For example, the sub-dress method may result in a reduction in the rate of application due to the strategic placement of the fertilizer. Placement beneath the media surface also can decrease the amount of weed pressure and, if a plant falls over, the probability of fertilizer falling out of the container is minimal. Also, much like top-dressing and dibbling, sub-dressing provides the grower with the flexibility to adjust the type and rate of CRF according to a plant’s needs.
The method of sub-dressing CRF is often overlooked, but merits consideration for any grower looking to improve their crop performance and efficiencies.
Incorporation is a method in which CRF is blended into the media at the greenhouse or a media-blending facility. This method is both cost-effective and efficient because manual labor isn’t necessary to apply fertilizer during the potting process. In addition, with this method, if a plant falls over, the only fertilizer lost will be the small amount that falls out with the media. And if the media is replaced in the container, the fertilizer will go back with it.
Pictured: Incorporation is when CRF is blended into the media at the greenhouse or a
media-blending facility. This method is both cost-effective and efficient.
Incorporation is a great method for large plantings of a single plant type or different plants that require the same fertilizer and rate, in which case the media can be used up quickly. When using this method, media displacement should be taken into consideration. Media displacement occurs when stepping up a plant to a larger container. Essentially, the root ball takes up space in the new container that otherwise would have been fresh media and, more importantly, fresh fertilizer. This results in a reduction in the rate per container at which the fertilizer is applied and could lead to nutritional deficiencies, which will need to be corrected, adding to the overall cost of production.
One solution to counteract significant displacement is to apply additional fertilizer to your container during the planting process. This can be accomplished either by top-dressing or sub-dressing additional fertilizer to compensate for the displaced fertilizer. Be selective when supplementing in this manner, as it can be very time-consuming, defeating the purpose of using the incorporation method.
If the same rate can be used for all plants using an individual load, a better option might be to slightly increase the rate at which the CRF is incorporated. This would help compensate for the amount of fertilizer that’s displaced by the smaller root ball.
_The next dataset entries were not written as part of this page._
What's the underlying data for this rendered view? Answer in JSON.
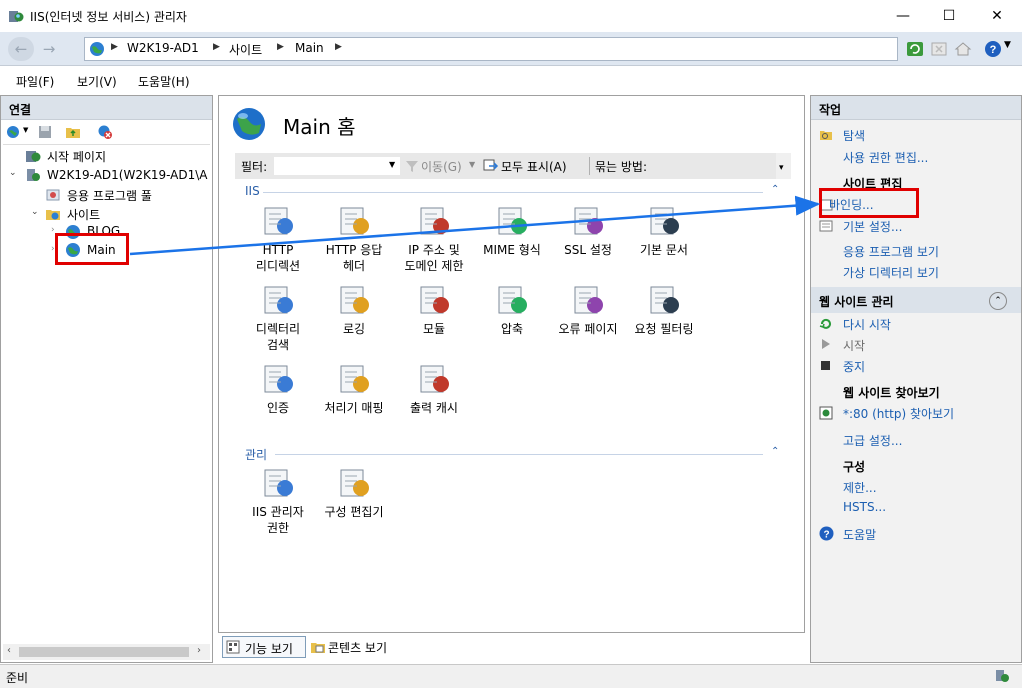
{
  "window": {
    "title": "IIS(인터넷 정보 서비스) 관리자",
    "minimize": "—",
    "maximize": "☐",
    "close": "✕"
  },
  "address": {
    "crumbs": [
      "W2K19-AD1",
      "사이트",
      "Main"
    ]
  },
  "menu": [
    "파일(F)",
    "보기(V)",
    "도움말(H)"
  ],
  "connections": {
    "header": "연결",
    "tree": {
      "start_page": "시작 페이지",
      "server": "W2K19-AD1(W2K19-AD1\\A",
      "app_pools": "응용 프로그램 풀",
      "sites": "사이트",
      "blog": "BLOG",
      "main": "Main"
    }
  },
  "center": {
    "title": "Main 홈",
    "filter_label": "필터:",
    "go_label": "이동(G)",
    "show_all_label": "모두 표시(A)",
    "group_by_label": "묶는 방법:",
    "group_iis": "IIS",
    "group_manage": "관리",
    "iis_features": [
      [
        "HTTP",
        "리디렉션"
      ],
      [
        "HTTP 응답",
        "헤더"
      ],
      [
        "IP 주소 및",
        "도메인 제한"
      ],
      [
        "MIME 형식"
      ],
      [
        "SSL 설정"
      ],
      [
        "기본 문서"
      ],
      [
        "디렉터리",
        "검색"
      ],
      [
        "로깅"
      ],
      [
        "모듈"
      ],
      [
        "압축"
      ],
      [
        "오류 페이지"
      ],
      [
        "요청 필터링"
      ],
      [
        "인증"
      ],
      [
        "처리기 매핑"
      ],
      [
        "출력 캐시"
      ]
    ],
    "manage_features": [
      [
        "IIS 관리자",
        "권한"
      ],
      [
        "구성 편집기"
      ]
    ],
    "tab_features": "기능 보기",
    "tab_content": "콘텐츠 보기"
  },
  "actions": {
    "header": "작업",
    "explore": "탐색",
    "edit_permissions": "사용 권한 편집...",
    "edit_site_head": "사이트 편집",
    "bindings": "바인딩...",
    "basic_settings": "기본 설정...",
    "view_apps": "응용 프로그램 보기",
    "view_vdirs": "가상 디렉터리 보기",
    "manage_site_head": "웹 사이트 관리",
    "restart": "다시 시작",
    "start": "시작",
    "stop": "중지",
    "browse_head": "웹 사이트 찾아보기",
    "browse_80": "*:80 (http) 찾아보기",
    "advanced": "고급 설정...",
    "config_head": "구성",
    "limits": "제한...",
    "hsts": "HSTS...",
    "help": "도움말"
  },
  "status": {
    "text": "준비"
  },
  "colors": {
    "link": "#1c5fb1",
    "highlight_box": "#e00000",
    "arrow": "#1b73e8"
  }
}
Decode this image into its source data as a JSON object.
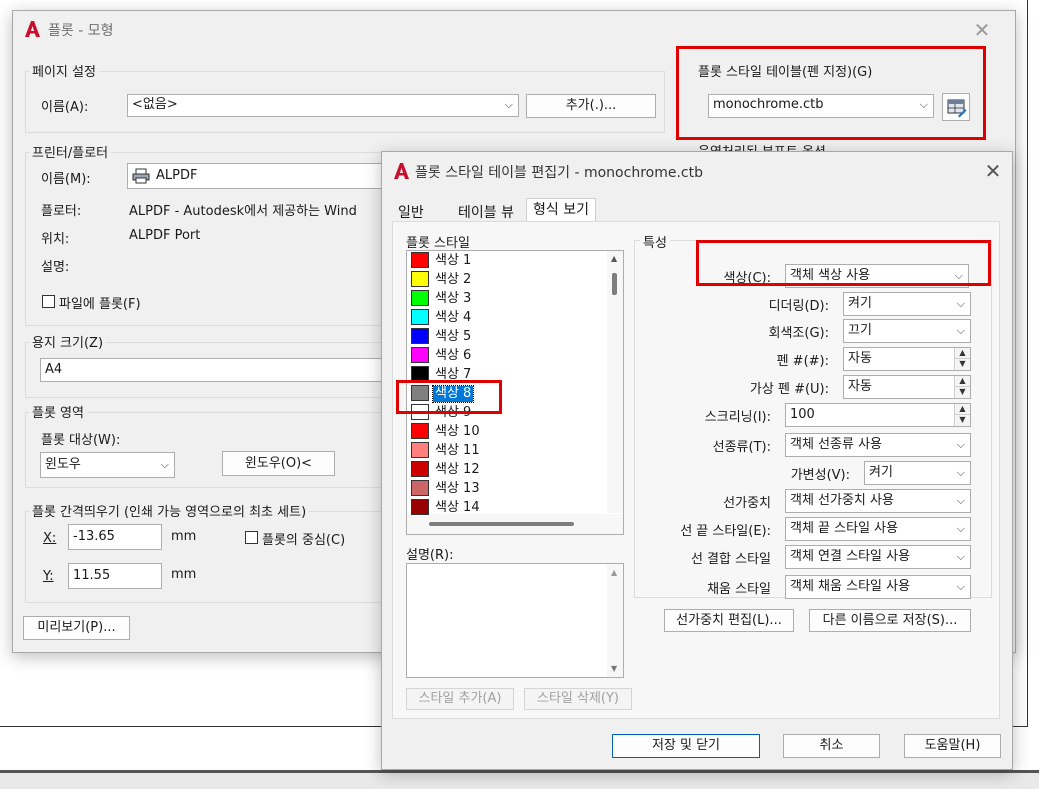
{
  "colors": {
    "red_highlight": "#e00000",
    "autocad_red": "#c8102e",
    "selection": "#0078d7"
  },
  "plot_dialog": {
    "title": "플롯 - 모형",
    "close_icon": "close-icon",
    "page_setup": {
      "group_label": "페이지 설정",
      "name_label": "이름(A):",
      "name_value": "<없음>",
      "add_button": "추가(.)..."
    },
    "style_table": {
      "group_label": "플롯 스타일 테이블(펜 지정)(G)",
      "value": "monochrome.ctb",
      "edit_icon": "edit-table-icon"
    },
    "shaded_label_partial": "음영처리된 뷰포트 옵션",
    "printer": {
      "group_label": "프린터/플로터",
      "name_label": "이름(M):",
      "name_value": "ALPDF",
      "plotter_label": "플로터:",
      "plotter_value": "ALPDF - Autodesk에서 제공하는 Wind",
      "where_label": "위치:",
      "where_value": "ALPDF Port",
      "desc_label": "설명:",
      "plot_to_file_label": "파일에 플롯(F)"
    },
    "paper_size": {
      "group_label": "용지 크기(Z)",
      "value": "A4"
    },
    "plot_area": {
      "group_label": "플롯 영역",
      "what_label": "플롯 대상(W):",
      "what_value": "윈도우",
      "window_button": "윈도우(O)<"
    },
    "plot_offset": {
      "group_label": "플롯 간격띄우기 (인쇄 가능 영역으로의 최초 세트)",
      "x_label": "X:",
      "x_value": "-13.65",
      "x_unit": "mm",
      "y_label": "Y:",
      "y_value": "11.55",
      "y_unit": "mm",
      "center_label": "플롯의 중심(C)"
    },
    "preview_button": "미리보기(P)..."
  },
  "editor": {
    "title": "플롯 스타일 테이블 편집기 - monochrome.ctb",
    "close_icon": "close-icon",
    "tabs": [
      "일반",
      "테이블 뷰",
      "형식 보기"
    ],
    "active_tab": 2,
    "styles_label": "플롯 스타일",
    "styles": [
      {
        "name": "색상 1",
        "color": "#ff0000"
      },
      {
        "name": "색상 2",
        "color": "#ffff00"
      },
      {
        "name": "색상 3",
        "color": "#00ff00"
      },
      {
        "name": "색상 4",
        "color": "#00ffff"
      },
      {
        "name": "색상 5",
        "color": "#0000ff"
      },
      {
        "name": "색상 6",
        "color": "#ff00ff"
      },
      {
        "name": "색상 7",
        "color": "#000000"
      },
      {
        "name": "색상 8",
        "color": "#808080"
      },
      {
        "name": "색상 9",
        "color": "#ffffff"
      },
      {
        "name": "색상 10",
        "color": "#ff0000"
      },
      {
        "name": "색상 11",
        "color": "#ff7f7f"
      },
      {
        "name": "색상 12",
        "color": "#cc0000"
      },
      {
        "name": "색상 13",
        "color": "#cc6666"
      },
      {
        "name": "색상 14",
        "color": "#990000"
      }
    ],
    "selected_style": 7,
    "description_label": "설명(R):",
    "add_style_button": "스타일 추가(A)",
    "delete_style_button": "스타일 삭제(Y)",
    "properties": {
      "group_label": "특성",
      "color_label": "색상(C):",
      "color_value": "객체 색상 사용",
      "dither_label": "디더링(D):",
      "dither_value": "켜기",
      "grayscale_label": "회색조(G):",
      "grayscale_value": "끄기",
      "pen_label": "펜 #(#):",
      "pen_value": "자동",
      "vpen_label": "가상 펜 #(U):",
      "vpen_value": "자동",
      "screening_label": "스크리닝(I):",
      "screening_value": "100",
      "linetype_label": "선종류(T):",
      "linetype_value": "객체 선종류 사용",
      "adaptive_label": "가변성(V):",
      "adaptive_value": "켜기",
      "lineweight_label": "선가중치",
      "lineweight_value": "객체 선가중치 사용",
      "lineend_label": "선 끝 스타일(E):",
      "lineend_value": "객체 끝 스타일 사용",
      "linejoin_label": "선 결합 스타일",
      "linejoin_value": "객체 연결 스타일 사용",
      "fill_label": "채움 스타일",
      "fill_value": "객체 채움 스타일 사용"
    },
    "edit_lineweights_button": "선가중치 편집(L)...",
    "save_as_button": "다른 이름으로 저장(S)...",
    "save_close_button": "저장 및 닫기",
    "cancel_button": "취소",
    "help_button": "도움말(H)"
  }
}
Regardless of whether the CRF is incorporated by the soil blender or done at the greenhouse by pad mixing, it’s imperative that procedures be put in place to ensure proper uniformity during the blending process and that the pre-determined target rates are actualized. Additionally, growing media that has CRF incorporated into it and kept in a pile should be used up in a timely manner to avoid ECs from building up, as well as wasting nutrients.
As previously stated, CRF can provide many benefits and opportunities. Growers should always take into consideration their available resources and production goals before deciding which application method is best for them. This up-front planning will ultimately save time and money and ensure greater success. GT
Nelson Gonzalez is Territory/Key Account Manager and Digital Media Lead for ICLSF Americas.